WHAT IS REQUIRED
Would you copy every record exactly as it stands and drop the pictures?

Page and application data records
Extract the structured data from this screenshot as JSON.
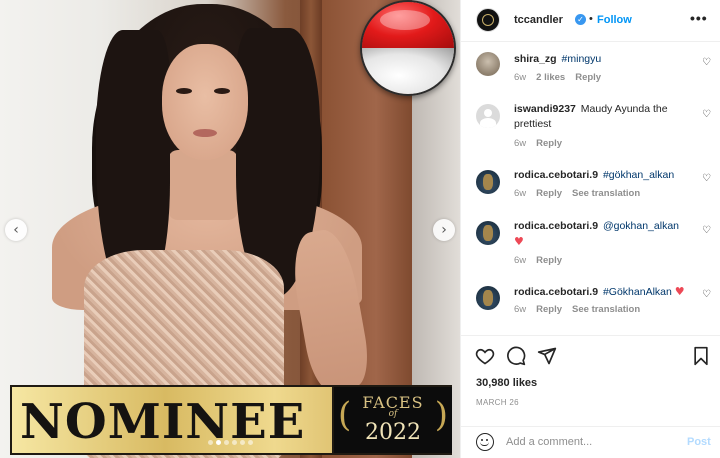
{
  "post": {
    "username": "tccandler",
    "follow_label": "Follow",
    "separator": "•",
    "more_label": "•••",
    "verified_glyph": "✓",
    "likes": "30,980 likes",
    "date": "MARCH 26"
  },
  "image": {
    "banner_text": "NOMINEE",
    "badge_title": "FACES",
    "badge_of": "of",
    "badge_year": "2022",
    "prev_glyph": "‹",
    "next_glyph": "›",
    "flag_colors": [
      "#e21a1a",
      "#ffffff"
    ]
  },
  "comments": [
    {
      "user": "shira_zg",
      "tag": "#mingyu",
      "text": "",
      "age": "6w",
      "likes": "2 likes",
      "reply": "Reply",
      "see_translation": ""
    },
    {
      "user": "iswandi9237",
      "tag": "",
      "text": "Maudy Ayunda the prettiest",
      "age": "6w",
      "likes": "",
      "reply": "Reply",
      "see_translation": ""
    },
    {
      "user": "rodica.cebotari.9",
      "tag": "#gökhan_alkan",
      "text": "",
      "age": "6w",
      "likes": "",
      "reply": "Reply",
      "see_translation": "See translation"
    },
    {
      "user": "rodica.cebotari.9",
      "tag": "@gokhan_alkan",
      "text": "",
      "age": "6w",
      "likes": "",
      "reply": "Reply",
      "see_translation": ""
    },
    {
      "user": "rodica.cebotari.9",
      "tag": "#GökhanAlkan",
      "text": "",
      "age": "6w",
      "likes": "",
      "reply": "Reply",
      "see_translation": "See translation"
    }
  ],
  "add_comment": {
    "placeholder": "Add a comment...",
    "post_label": "Post"
  },
  "icons": {
    "like": "heart-outline-icon",
    "comment": "comment-bubble-icon",
    "share": "paper-plane-icon",
    "save": "bookmark-icon",
    "emoji": "emoji-smile-icon",
    "comment_like": "small-heart-icon"
  },
  "colors": {
    "accent": "#0095f6",
    "verified": "#3897f0",
    "heart_red": "#ed4956"
  }
}
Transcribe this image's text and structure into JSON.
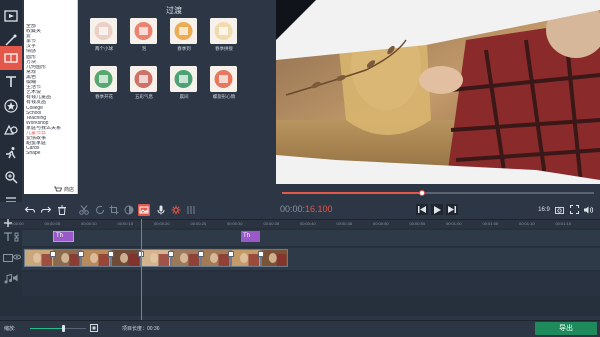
{
  "left_tools": [
    {
      "name": "import-tool"
    },
    {
      "name": "filters-tool"
    },
    {
      "name": "transitions-tool"
    },
    {
      "name": "titles-tool"
    },
    {
      "name": "stickers-tool"
    },
    {
      "name": "callouts-tool"
    },
    {
      "name": "motion-tool"
    },
    {
      "name": "zoom-tool"
    },
    {
      "name": "more-tool"
    }
  ],
  "categories": [
    "全部",
    "收藏夹",
    "爱",
    "季节",
    "汉字",
    "情感",
    "圆形",
    "方块",
    "几何图形",
    "常规",
    "黑色",
    "模糊",
    "生活节",
    "艺术设",
    "有钱儿童品",
    "有钱发品",
    "College",
    "School",
    "Teaching",
    "Workshop",
    "家庭与我么关系",
    "儿童节日",
    "爱情故事",
    "甜蜜家庭",
    "Cards",
    "Shape"
  ],
  "categories_selected": 21,
  "store_label": "商店",
  "transitions": {
    "title": "过渡",
    "items": [
      {
        "label": "两个小球",
        "accent": "#eac9c0"
      },
      {
        "label": "泡",
        "accent": "#e76f5a"
      },
      {
        "label": "春季到",
        "accent": "#e8a13c"
      },
      {
        "label": "春季拼接",
        "accent": "#f1d6a6"
      },
      {
        "label": "春季开花",
        "accent": "#3b9a5e"
      },
      {
        "label": "五彩气息",
        "accent": "#c65a52"
      },
      {
        "label": "晨间",
        "accent": "#2f9460"
      },
      {
        "label": "螺旋形心情",
        "accent": "#e06448"
      }
    ]
  },
  "preview": {
    "progress": 0.45
  },
  "timecode": {
    "main": "00:00:",
    "highlight": "16.100"
  },
  "transport": {
    "aspect": "16:9"
  },
  "ruler": [
    "00:00:00",
    "00:00:05",
    "00:00:10",
    "00:00:15",
    "00:00:20",
    "00:00:25",
    "00:00:30",
    "00:00:35",
    "00:00:40",
    "00:00:45",
    "00:00:50",
    "00:00:55",
    "00:01:00",
    "00:01:05",
    "00:01:10",
    "00:01:15"
  ],
  "title_clips": [
    {
      "label": "Th"
    },
    {
      "label": "Th"
    }
  ],
  "bottom": {
    "zoom_label": "缩放:",
    "zoom_value": 0.6,
    "project_length_label": "项目长度：",
    "project_length_value": "00:36",
    "export_label": "导出"
  },
  "colors": {
    "accent": "#e4574b",
    "export": "#1f8a5c",
    "timeline_clip_title": "#9a59c9"
  }
}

REPLY TO THE EXERCISE
Extract the structured data from this screenshot as JSON.
{
  "post": {
    "username": "tccandler",
    "follow_label": "Follow",
    "separator": "•",
    "more_label": "•••",
    "verified_glyph": "✓",
    "likes": "30,980 likes",
    "date": "MARCH 26"
  },
  "image": {
    "banner_text": "NOMINEE",
    "badge_title": "FACES",
    "badge_of": "of",
    "badge_year": "2022",
    "prev_glyph": "‹",
    "next_glyph": "›",
    "flag_colors": [
      "#e21a1a",
      "#ffffff"
    ]
  },
  "comments": [
    {
      "user": "shira_zg",
      "tag": "#mingyu",
      "text": "",
      "age": "6w",
      "likes": "2 likes",
      "reply": "Reply",
      "see_translation": ""
    },
    {
      "user": "iswandi9237",
      "tag": "",
      "text": "Maudy Ayunda the prettiest",
      "age": "6w",
      "likes": "",
      "reply": "Reply",
      "see_translation": ""
    },
    {
      "user": "rodica.cebotari.9",
      "tag": "#gökhan_alkan",
      "text": "",
      "age": "6w",
      "likes": "",
      "reply": "Reply",
      "see_translation": "See translation"
    },
    {
      "user": "rodica.cebotari.9",
      "tag": "@gokhan_alkan",
      "text": "",
      "age": "6w",
      "likes": "",
      "reply": "Reply",
      "see_translation": ""
    },
    {
      "user": "rodica.cebotari.9",
      "tag": "#GökhanAlkan",
      "text": "",
      "age": "6w",
      "likes": "",
      "reply": "Reply",
      "see_translation": "See translation"
    }
  ],
  "add_comment": {
    "placeholder": "Add a comment...",
    "post_label": "Post"
  },
  "icons": {
    "like": "heart-outline-icon",
    "comment": "comment-bubble-icon",
    "share": "paper-plane-icon",
    "save": "bookmark-icon",
    "emoji": "emoji-smile-icon",
    "comment_like": "small-heart-icon"
  },
  "colors": {
    "accent": "#0095f6",
    "verified": "#3897f0",
    "heart_red": "#ed4956"
  }
}
Transcribe this image's text and structure into JSON.
{
  "left_tools": [
    {
      "name": "import-tool"
    },
    {
      "name": "filters-tool"
    },
    {
      "name": "transitions-tool"
    },
    {
      "name": "titles-tool"
    },
    {
      "name": "stickers-tool"
    },
    {
      "name": "callouts-tool"
    },
    {
      "name": "motion-tool"
    },
    {
      "name": "zoom-tool"
    },
    {
      "name": "more-tool"
    }
  ],
  "categories": [
    "全部",
    "收藏夹",
    "爱",
    "季节",
    "汉字",
    "情感",
    "圆形",
    "方块",
    "几何图形",
    "常规",
    "黑色",
    "模糊",
    "生活节",
    "艺术设",
    "有钱儿童品",
    "有钱发品",
    "College",
    "School",
    "Teaching",
    "Workshop",
    "家庭与我么关系",
    "儿童节日",
    "爱情故事",
    "甜蜜家庭",
    "Cards",
    "Shape"
  ],
  "categories_selected": 21,
  "store_label": "商店",
  "transitions": {
    "title": "过渡",
    "items": [
      {
        "label": "两个小球",
        "accent": "#eac9c0"
      },
      {
        "label": "泡",
        "accent": "#e76f5a"
      },
      {
        "label": "春季到",
        "accent": "#e8a13c"
      },
      {
        "label": "春季拼接",
        "accent": "#f1d6a6"
      },
      {
        "label": "春季开花",
        "accent": "#3b9a5e"
      },
      {
        "label": "五彩气息",
        "accent": "#c65a52"
      },
      {
        "label": "晨间",
        "accent": "#2f9460"
      },
      {
        "label": "螺旋形心情",
        "accent": "#e06448"
      }
    ]
  },
  "preview": {
    "progress": 0.45
  },
  "timecode": {
    "main": "00:00:",
    "highlight": "16.100"
  },
  "transport": {
    "aspect": "16:9"
  },
  "ruler": [
    "00:00:00",
    "00:00:05",
    "00:00:10",
    "00:00:15",
    "00:00:20",
    "00:00:25",
    "00:00:30",
    "00:00:35",
    "00:00:40",
    "00:00:45",
    "00:00:50",
    "00:00:55",
    "00:01:00",
    "00:01:05",
    "00:01:10",
    "00:01:15"
  ],
  "title_clips": [
    {
      "label": "Th"
    },
    {
      "label": "Th"
    }
  ],
  "bottom": {
    "zoom_label": "缩放:",
    "zoom_value": 0.6,
    "project_length_label": "项目长度：",
    "project_length_value": "00:36",
    "export_label": "导出"
  },
  "colors": {
    "accent": "#e4574b",
    "export": "#1f8a5c",
    "timeline_clip_title": "#9a59c9"
  }
}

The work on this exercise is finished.